(Entries from a dataset of interfaces)
==================================================
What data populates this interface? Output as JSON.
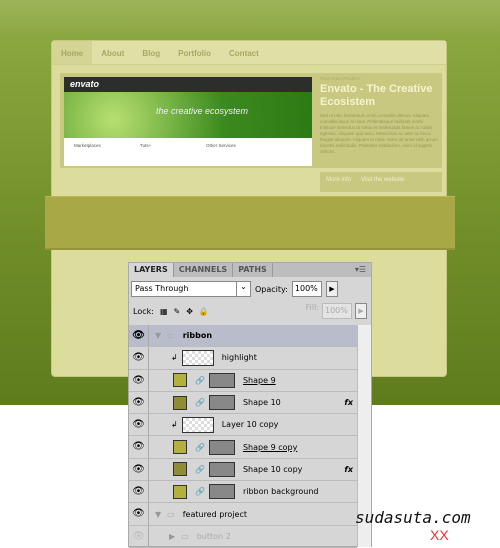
{
  "site": {
    "nav": [
      "Home",
      "About",
      "Blog",
      "Portfolio",
      "Contact"
    ],
    "screenshot": {
      "logo": "envato",
      "hero": "the creative ecosystem",
      "cols": [
        "Marketplaces",
        "Tuts+",
        "Other Services"
      ]
    },
    "featured": {
      "label": "FEATURED PROJECT",
      "title": "Envato - The Creative Ecosistem",
      "body": "Sed ut odio fermentum enim convallis ultrices. Aliquam convallis lacus at risus. Pellentesque habitant morbi tristique senectus et netus et malesuada fames ac turpis egestas. Aliquam quis arcu. Maecenas ac ante ac lacus feugiat aliquam. Aliquam et risus. Nunc sit amet nibh ipsum lobortis sollicitudin. Praesent vestibulum, enim id sagittis ultrices.",
      "more": "More info",
      "visit": "Visit the website"
    }
  },
  "panel": {
    "tabs": [
      "LAYERS",
      "CHANNELS",
      "PATHS"
    ],
    "blend": "Pass Through",
    "opacity_label": "Opacity:",
    "opacity": "100%",
    "lock_label": "Lock:",
    "fill_label": "Fill:",
    "fill": "100%",
    "layers": [
      {
        "name": "ribbon",
        "type": "group"
      },
      {
        "name": "highlight",
        "type": "clip"
      },
      {
        "name": "Shape 9",
        "type": "shape",
        "color": "#b4b040",
        "underline": true
      },
      {
        "name": "Shape 10",
        "type": "shape",
        "color": "#8e8c34",
        "fx": "fx"
      },
      {
        "name": "Layer 10 copy",
        "type": "clip"
      },
      {
        "name": "Shape 9 copy",
        "type": "shape",
        "color": "#b4b040",
        "underline": true
      },
      {
        "name": "Shape 10 copy",
        "type": "shape",
        "color": "#8e8c34",
        "fx": "fx"
      },
      {
        "name": "ribbon background",
        "type": "shape",
        "color": "#b4b040"
      },
      {
        "name": "featured project",
        "type": "group2"
      },
      {
        "name": "button 2",
        "type": "faded"
      }
    ]
  },
  "watermark": "sudasuta.com",
  "watermark_mark": "XX"
}
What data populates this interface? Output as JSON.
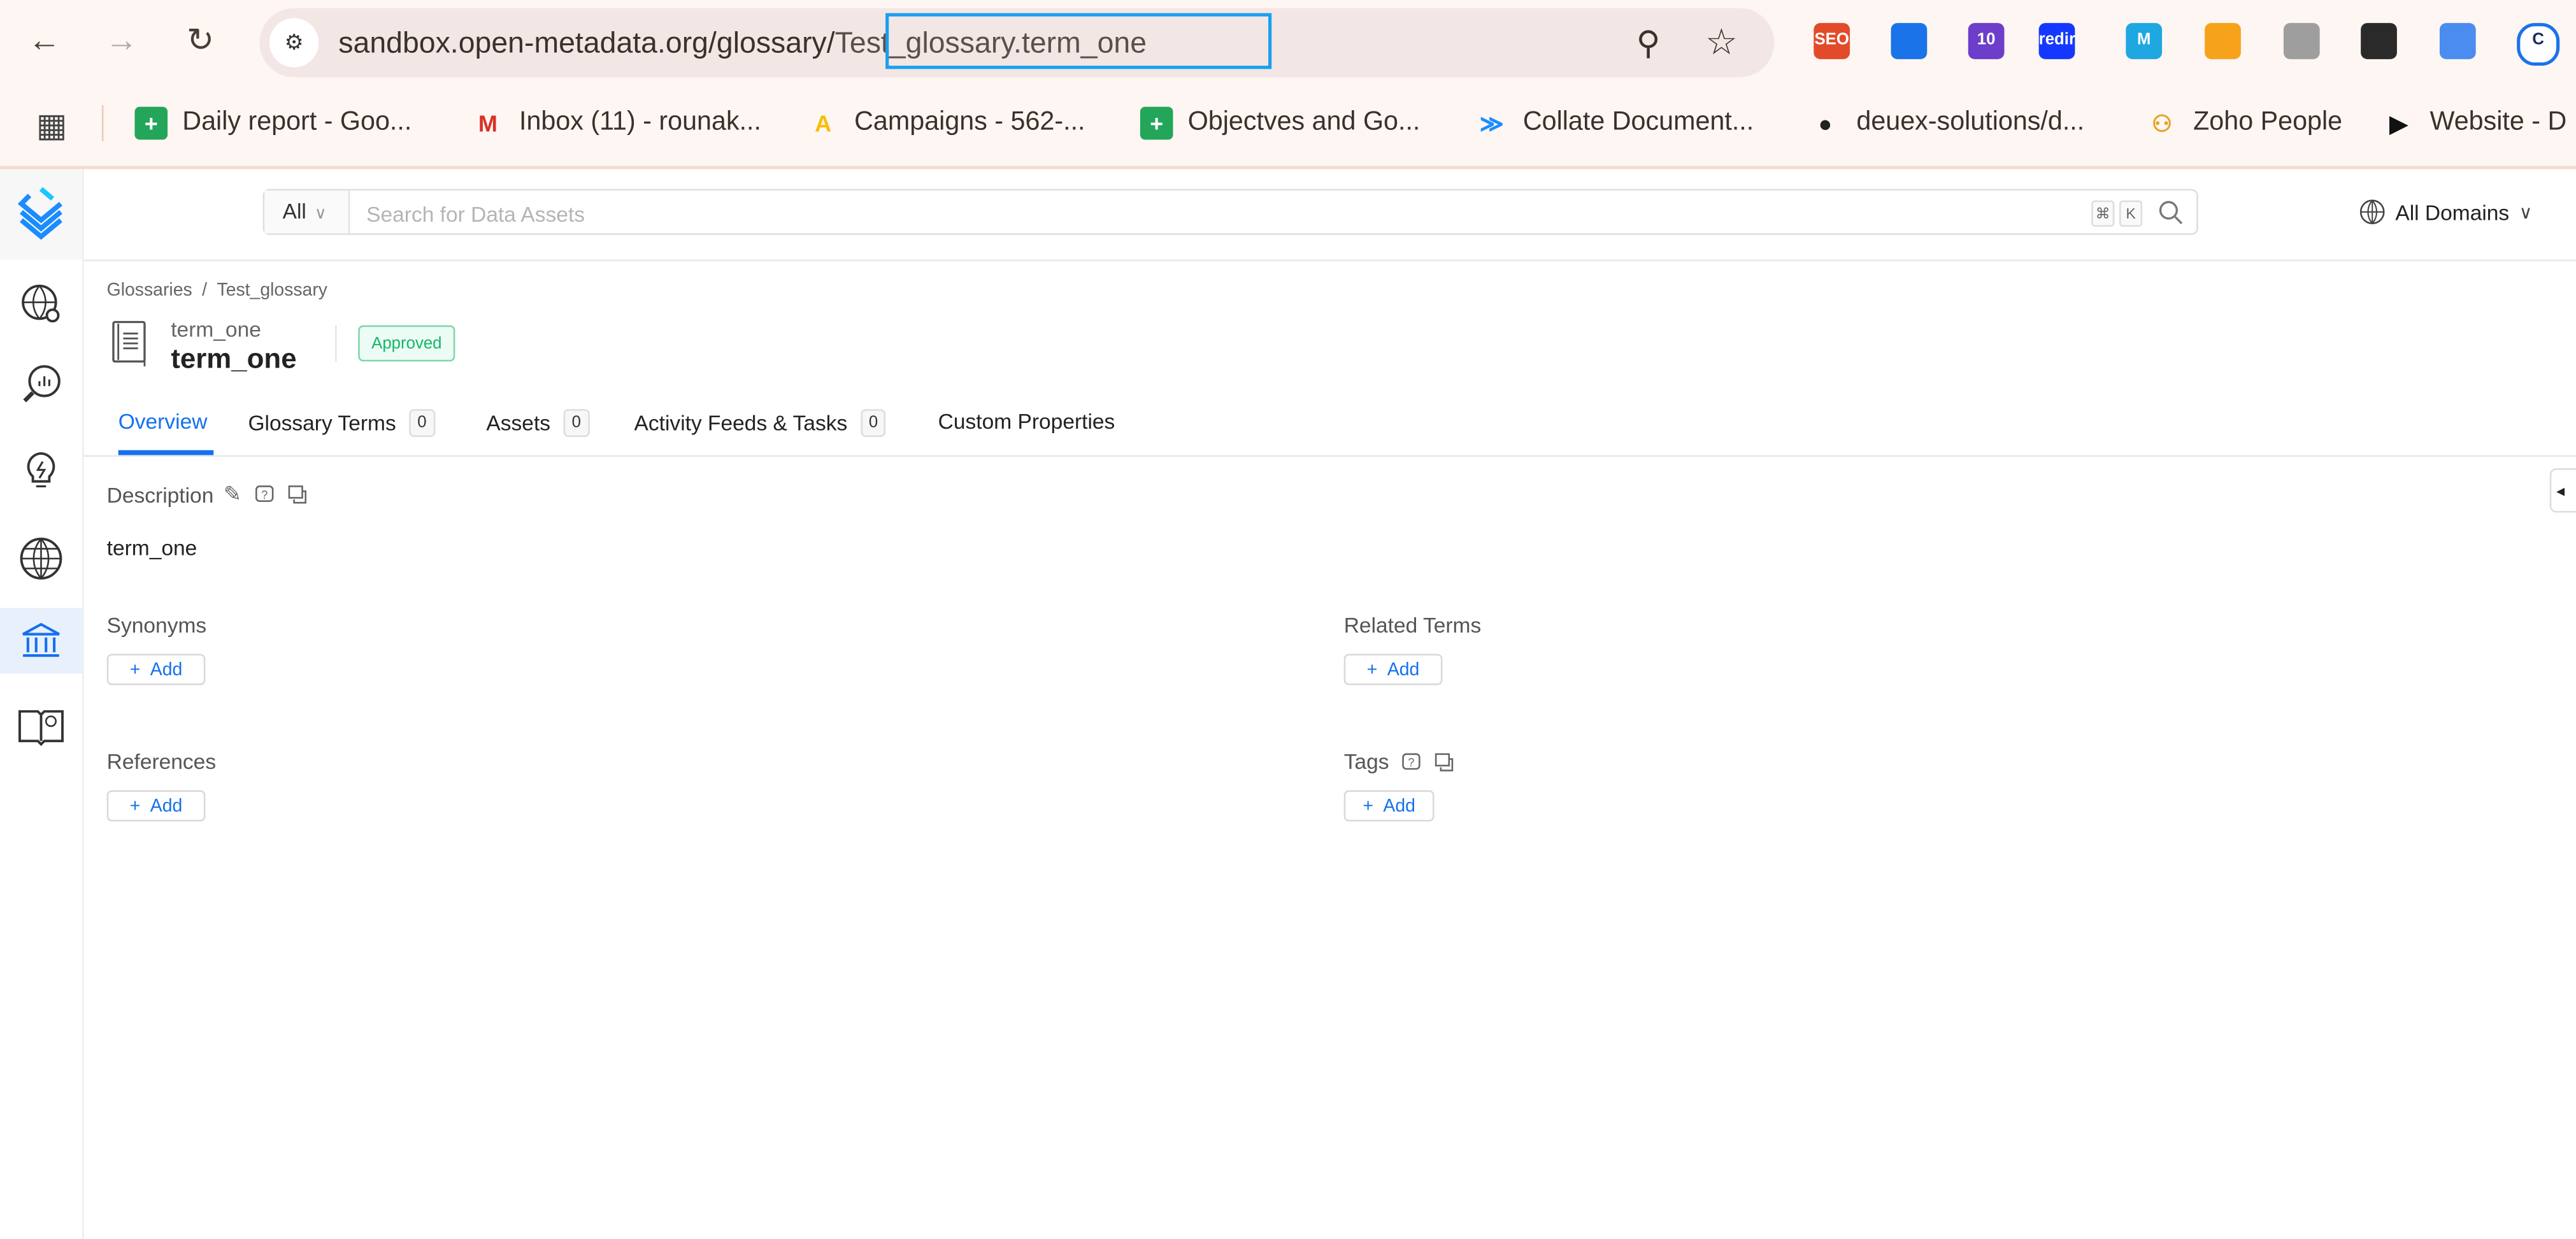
{
  "browser": {
    "url_host": "sandbox.open-metadata.org/glossary/",
    "url_path": "Test_glossary.term_one",
    "extensions": [
      {
        "name": "seo-extension",
        "label": "SEO",
        "color": "#e24b2a"
      },
      {
        "name": "tag-extension",
        "label": "",
        "color": "#1a73e8"
      },
      {
        "name": "badge-10-extension",
        "label": "10",
        "color": "#6c3ec9"
      },
      {
        "name": "redir-extension",
        "label": "redir",
        "color": "#1438ff"
      },
      {
        "name": "m-extension",
        "label": "M",
        "color": "#1ea7e1"
      },
      {
        "name": "orange-extension",
        "label": "",
        "color": "#f7a21b"
      },
      {
        "name": "avatar-extension",
        "label": "",
        "color": "#9e9e9e"
      },
      {
        "name": "dark-extension",
        "label": "",
        "color": "#2a2a2a"
      },
      {
        "name": "blue-tag-extension",
        "label": "",
        "color": "#4a8cf0"
      },
      {
        "name": "c-extension",
        "label": "C",
        "color": "#1a73e8"
      }
    ],
    "bookmarks": [
      {
        "label": "Daily report - Goo...",
        "icon": "sheets-icon",
        "color": "#23a55a"
      },
      {
        "label": "Inbox (11) - rounak...",
        "icon": "gmail-icon",
        "color": "#d93025"
      },
      {
        "label": "Campaigns - 562-...",
        "icon": "google-ads-icon",
        "color": "#fbbc04"
      },
      {
        "label": "Objectves and Go...",
        "icon": "sheets-icon",
        "color": "#23a55a"
      },
      {
        "label": "Collate Document...",
        "icon": "collate-icon",
        "color": "#1a8cff"
      },
      {
        "label": "deuex-solutions/d...",
        "icon": "github-icon",
        "color": "#222222"
      },
      {
        "label": "Zoho People",
        "icon": "zoho-icon",
        "color": "#e4a524"
      },
      {
        "label": "Website - D",
        "icon": "play-icon",
        "color": "#111111"
      }
    ]
  },
  "header": {
    "search_category": "All",
    "search_placeholder": "Search for Data Assets",
    "shortcut_cmd": "⌘",
    "shortcut_key": "K",
    "domains_label": "All Domains"
  },
  "breadcrumb": [
    "Glossaries",
    "Test_glossary"
  ],
  "term": {
    "display_small": "term_one",
    "display_name": "term_one",
    "status": "Approved",
    "status_color": "#12b76a"
  },
  "tabs": [
    {
      "label": "Overview",
      "count": null
    },
    {
      "label": "Glossary Terms",
      "count": "0"
    },
    {
      "label": "Assets",
      "count": "0"
    },
    {
      "label": "Activity Feeds & Tasks",
      "count": "0"
    },
    {
      "label": "Custom Properties",
      "count": null
    }
  ],
  "overview": {
    "description_label": "Description",
    "description_text": "term_one",
    "synonyms_label": "Synonyms",
    "related_terms_label": "Related Terms",
    "references_label": "References",
    "tags_label": "Tags",
    "add_label": "Add"
  },
  "accent_color": "#1570ef"
}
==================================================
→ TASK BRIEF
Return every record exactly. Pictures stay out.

→ SOLVED PROBLEM
What data populates this interface? Output as JSON.
{
  "site": {
    "nav": [
      "Home",
      "About",
      "Blog",
      "Portfolio",
      "Contact"
    ],
    "screenshot": {
      "logo": "envato",
      "hero": "the creative ecosystem",
      "cols": [
        "Marketplaces",
        "Tuts+",
        "Other Services"
      ]
    },
    "featured": {
      "label": "FEATURED PROJECT",
      "title": "Envato - The Creative Ecosistem",
      "body": "Sed ut odio fermentum enim convallis ultrices. Aliquam convallis lacus at risus. Pellentesque habitant morbi tristique senectus et netus et malesuada fames ac turpis egestas. Aliquam quis arcu. Maecenas ac ante ac lacus feugiat aliquam. Aliquam et risus. Nunc sit amet nibh ipsum lobortis sollicitudin. Praesent vestibulum, enim id sagittis ultrices.",
      "more": "More info",
      "visit": "Visit the website"
    }
  },
  "panel": {
    "tabs": [
      "LAYERS",
      "CHANNELS",
      "PATHS"
    ],
    "blend": "Pass Through",
    "opacity_label": "Opacity:",
    "opacity": "100%",
    "lock_label": "Lock:",
    "fill_label": "Fill:",
    "fill": "100%",
    "layers": [
      {
        "name": "ribbon",
        "type": "group"
      },
      {
        "name": "highlight",
        "type": "clip"
      },
      {
        "name": "Shape 9",
        "type": "shape",
        "color": "#b4b040",
        "underline": true
      },
      {
        "name": "Shape 10",
        "type": "shape",
        "color": "#8e8c34",
        "fx": "fx"
      },
      {
        "name": "Layer 10 copy",
        "type": "clip"
      },
      {
        "name": "Shape 9 copy",
        "type": "shape",
        "color": "#b4b040",
        "underline": true
      },
      {
        "name": "Shape 10 copy",
        "type": "shape",
        "color": "#8e8c34",
        "fx": "fx"
      },
      {
        "name": "ribbon background",
        "type": "shape",
        "color": "#b4b040"
      },
      {
        "name": "featured project",
        "type": "group2"
      },
      {
        "name": "button 2",
        "type": "faded"
      }
    ]
  },
  "watermark": "sudasuta.com",
  "watermark_mark": "XX"
}
What data populates this interface? Output as JSON.
{
  "browser": {
    "url_host": "sandbox.open-metadata.org/glossary/",
    "url_path": "Test_glossary.term_one",
    "extensions": [
      {
        "name": "seo-extension",
        "label": "SEO",
        "color": "#e24b2a"
      },
      {
        "name": "tag-extension",
        "label": "",
        "color": "#1a73e8"
      },
      {
        "name": "badge-10-extension",
        "label": "10",
        "color": "#6c3ec9"
      },
      {
        "name": "redir-extension",
        "label": "redir",
        "color": "#1438ff"
      },
      {
        "name": "m-extension",
        "label": "M",
        "color": "#1ea7e1"
      },
      {
        "name": "orange-extension",
        "label": "",
        "color": "#f7a21b"
      },
      {
        "name": "avatar-extension",
        "label": "",
        "color": "#9e9e9e"
      },
      {
        "name": "dark-extension",
        "label": "",
        "color": "#2a2a2a"
      },
      {
        "name": "blue-tag-extension",
        "label": "",
        "color": "#4a8cf0"
      },
      {
        "name": "c-extension",
        "label": "C",
        "color": "#1a73e8"
      }
    ],
    "bookmarks": [
      {
        "label": "Daily report - Goo...",
        "icon": "sheets-icon",
        "color": "#23a55a"
      },
      {
        "label": "Inbox (11) - rounak...",
        "icon": "gmail-icon",
        "color": "#d93025"
      },
      {
        "label": "Campaigns - 562-...",
        "icon": "google-ads-icon",
        "color": "#fbbc04"
      },
      {
        "label": "Objectves and Go...",
        "icon": "sheets-icon",
        "color": "#23a55a"
      },
      {
        "label": "Collate Document...",
        "icon": "collate-icon",
        "color": "#1a8cff"
      },
      {
        "label": "deuex-solutions/d...",
        "icon": "github-icon",
        "color": "#222222"
      },
      {
        "label": "Zoho People",
        "icon": "zoho-icon",
        "color": "#e4a524"
      },
      {
        "label": "Website - D",
        "icon": "play-icon",
        "color": "#111111"
      }
    ]
  },
  "header": {
    "search_category": "All",
    "search_placeholder": "Search for Data Assets",
    "shortcut_cmd": "⌘",
    "shortcut_key": "K",
    "domains_label": "All Domains"
  },
  "breadcrumb": [
    "Glossaries",
    "Test_glossary"
  ],
  "term": {
    "display_small": "term_one",
    "display_name": "term_one",
    "status": "Approved",
    "status_color": "#12b76a"
  },
  "tabs": [
    {
      "label": "Overview",
      "count": null
    },
    {
      "label": "Glossary Terms",
      "count": "0"
    },
    {
      "label": "Assets",
      "count": "0"
    },
    {
      "label": "Activity Feeds & Tasks",
      "count": "0"
    },
    {
      "label": "Custom Properties",
      "count": null
    }
  ],
  "overview": {
    "description_label": "Description",
    "description_text": "term_one",
    "synonyms_label": "Synonyms",
    "related_terms_label": "Related Terms",
    "references_label": "References",
    "tags_label": "Tags",
    "add_label": "Add"
  },
  "accent_color": "#1570ef"
}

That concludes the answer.